WASHINGTON — A group of Republican senators raised concerns Wednesday about the way President Barack Obama's nominee to lead the Social Security Administration has handled a troubled computer contract for the agency, an unexpected development that cast doubt on her confirmation.
Carolyn W. Colvin, an Odenton resident with a long history in Maryland state and federal government, was nominated in June to lead the Woodlawn-based agency and sailed through her confirmation hearing in August — with all but two members of the Senate Finance Committee approving her for the job. Colvin has served as acting commissioner since early 2013.
But all 11 Republicans on the committee signed a letter to Colvin on Wednesday noting that new information had come to light about a dysfunctional, $300 million computer system intended to speed the processing of disability claims. An interim inspector general report has raised questions about whether agency employees misled Congress about the extent of the problem, the lawmakers said.
"We cannot in good faith allow a nomination for any position that requires the advice and consent of the Senate to proceed to a vote as long as the specter of a potential criminal investigation surrounds the nominee and/or those in their inner circle," read the letter from Utah Sen. Orrin Hatch, the top Republican on the committee, and its other GOP members.
A spokeswoman for Social Security said the agency had received the letter and would respond as soon as possible.
"Agency representatives previously briefed members of the Senate and House regarding the issues raised in the Senate Republican Finance members' letter," the spokeswoman, LaVenia LaVelle, said in the statement. "The acting commissioner will respond timely and fully to the members requests, and continue to cooperate with Congress and any related investigation."
Aides have long noted that the troubled computer system, which was intended to speed the processing of disability claims, was implemented under Colvin's predecessor, Michael J. Astrue. And they have said that Colvin began a thorough investigation of the matter when she took over the agency last year.
Still, the opposition from Republicans in the waning days of the lame-duck session of Congress threw Colvin's confirmation into question. The current Congress is set to adjourn as soon as next week — and the Senate calendar will become increasingly full between now and then, especially as lawmakers attempt to approve a government funding bill by Dec. 11.
While senators have sped through several confirmations since the midterm elections, they have dealt mainly with non-controversial appointments. Colvin's term, if she is confirmed, would last for six years, well into the next presidential administration.
And when the new Congress gavels in next month, the Senate will be controlled by Republicans, giving concerns raised by Republicans on the Senate Finance Committee added weight.
Neither of Maryland's Democratic senators, Barbara A. Mikulski and Ben Cardin, responded to request for comment Wednesday night. Cardin is a member of the Finance Committee, which oversees Social Security.
The agency came under scrutiny this year amid revelations that it spent nearly $300 million and six years developing the computer system for disability claims, and it still does not work.
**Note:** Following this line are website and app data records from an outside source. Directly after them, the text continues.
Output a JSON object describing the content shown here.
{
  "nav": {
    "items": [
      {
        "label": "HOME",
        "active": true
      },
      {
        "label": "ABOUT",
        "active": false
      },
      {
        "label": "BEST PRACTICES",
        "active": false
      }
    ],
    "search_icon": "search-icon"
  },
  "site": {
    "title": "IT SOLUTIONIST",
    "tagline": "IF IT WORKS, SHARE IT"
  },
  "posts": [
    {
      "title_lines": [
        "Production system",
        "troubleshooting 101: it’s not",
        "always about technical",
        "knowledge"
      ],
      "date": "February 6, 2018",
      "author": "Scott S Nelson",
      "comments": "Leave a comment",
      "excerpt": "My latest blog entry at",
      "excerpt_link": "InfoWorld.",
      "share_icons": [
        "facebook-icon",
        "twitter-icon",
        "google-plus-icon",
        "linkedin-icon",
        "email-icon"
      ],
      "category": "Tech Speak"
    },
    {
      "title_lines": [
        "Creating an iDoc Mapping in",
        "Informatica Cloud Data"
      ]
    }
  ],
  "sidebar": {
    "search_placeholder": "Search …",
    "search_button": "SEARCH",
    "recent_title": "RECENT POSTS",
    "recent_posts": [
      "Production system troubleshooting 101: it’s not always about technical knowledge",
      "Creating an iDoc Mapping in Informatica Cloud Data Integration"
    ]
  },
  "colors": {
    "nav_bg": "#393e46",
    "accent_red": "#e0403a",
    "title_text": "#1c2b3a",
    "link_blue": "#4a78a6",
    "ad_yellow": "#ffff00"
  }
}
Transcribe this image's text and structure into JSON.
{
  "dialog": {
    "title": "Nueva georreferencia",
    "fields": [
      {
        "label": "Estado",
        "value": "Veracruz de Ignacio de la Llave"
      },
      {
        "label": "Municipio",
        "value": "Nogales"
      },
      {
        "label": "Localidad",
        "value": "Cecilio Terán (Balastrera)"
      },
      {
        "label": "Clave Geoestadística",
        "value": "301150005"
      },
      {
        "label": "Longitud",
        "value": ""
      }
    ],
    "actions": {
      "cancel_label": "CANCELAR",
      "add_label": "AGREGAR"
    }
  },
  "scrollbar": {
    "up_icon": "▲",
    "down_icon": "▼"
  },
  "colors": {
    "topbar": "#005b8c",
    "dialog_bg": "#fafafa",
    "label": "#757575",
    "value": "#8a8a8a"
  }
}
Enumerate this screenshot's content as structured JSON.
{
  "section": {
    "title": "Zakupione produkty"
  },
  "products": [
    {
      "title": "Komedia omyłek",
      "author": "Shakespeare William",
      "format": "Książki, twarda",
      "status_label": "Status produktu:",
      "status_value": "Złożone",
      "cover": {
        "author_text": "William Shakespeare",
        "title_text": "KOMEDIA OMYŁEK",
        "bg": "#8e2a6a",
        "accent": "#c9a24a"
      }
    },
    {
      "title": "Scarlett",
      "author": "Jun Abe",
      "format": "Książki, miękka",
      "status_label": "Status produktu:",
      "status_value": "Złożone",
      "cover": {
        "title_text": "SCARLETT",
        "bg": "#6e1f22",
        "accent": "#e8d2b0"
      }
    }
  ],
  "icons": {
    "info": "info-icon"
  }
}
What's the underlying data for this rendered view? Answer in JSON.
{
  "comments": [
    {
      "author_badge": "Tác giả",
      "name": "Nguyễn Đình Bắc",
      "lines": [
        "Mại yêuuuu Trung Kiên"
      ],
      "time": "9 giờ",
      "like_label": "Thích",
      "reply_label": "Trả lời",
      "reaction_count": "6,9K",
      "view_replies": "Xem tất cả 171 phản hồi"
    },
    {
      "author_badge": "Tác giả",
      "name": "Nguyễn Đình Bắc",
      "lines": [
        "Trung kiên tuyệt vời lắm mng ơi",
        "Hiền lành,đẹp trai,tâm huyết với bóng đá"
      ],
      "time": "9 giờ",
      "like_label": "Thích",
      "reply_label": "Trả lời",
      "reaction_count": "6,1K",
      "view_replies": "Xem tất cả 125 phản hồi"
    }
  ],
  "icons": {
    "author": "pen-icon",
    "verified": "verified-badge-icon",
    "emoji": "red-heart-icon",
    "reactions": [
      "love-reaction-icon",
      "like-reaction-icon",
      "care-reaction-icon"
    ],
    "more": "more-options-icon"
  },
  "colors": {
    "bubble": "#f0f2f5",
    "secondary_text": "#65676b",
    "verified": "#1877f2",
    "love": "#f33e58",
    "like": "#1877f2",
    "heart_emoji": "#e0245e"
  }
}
The problems were known during Colvin's confirmation hearing, and while Hatch mentioned them at the time he did not ask Colvin about them.
In their letter, the senators pointed to a news release from a House subcommittee last month regarding an interim inspector general report that raised the possibility of a criminal investigation. The letter said the senators have sought to better understand the nature of that investigation but have been unable to do so because the probe is continuing.
"We have received information from whistleblowers that the ongoing investigation has centered around the activities of certain members of your immediate office, including several high-level agency officials," the senators wrote. "Therefore, it is essential to address your role with respect to this inquiry before each of us can make an informed decision on how to vote for your nomination once it reaches the full Senate for consideration."
A Morgan State University graduate, Colvin joined Social Security as a clerk in 1963. She became deputy commissioner for programs and policy in 1996 and deputy commissioner of operations in 1998.
Colvin also served as Maryland's secretary of human resources from 1989 to 1994 under Gov. William Donald Schaefer.
Social Security, which serves 59 million beneficiaries — roughly one in five Americans — has also come under criticism this year for closing field offices, a perennial backlog in disability claims, and its handling of discrimination complaints.
The agency has more than 60,000 employees, nearly 11,000 of them in Maryland.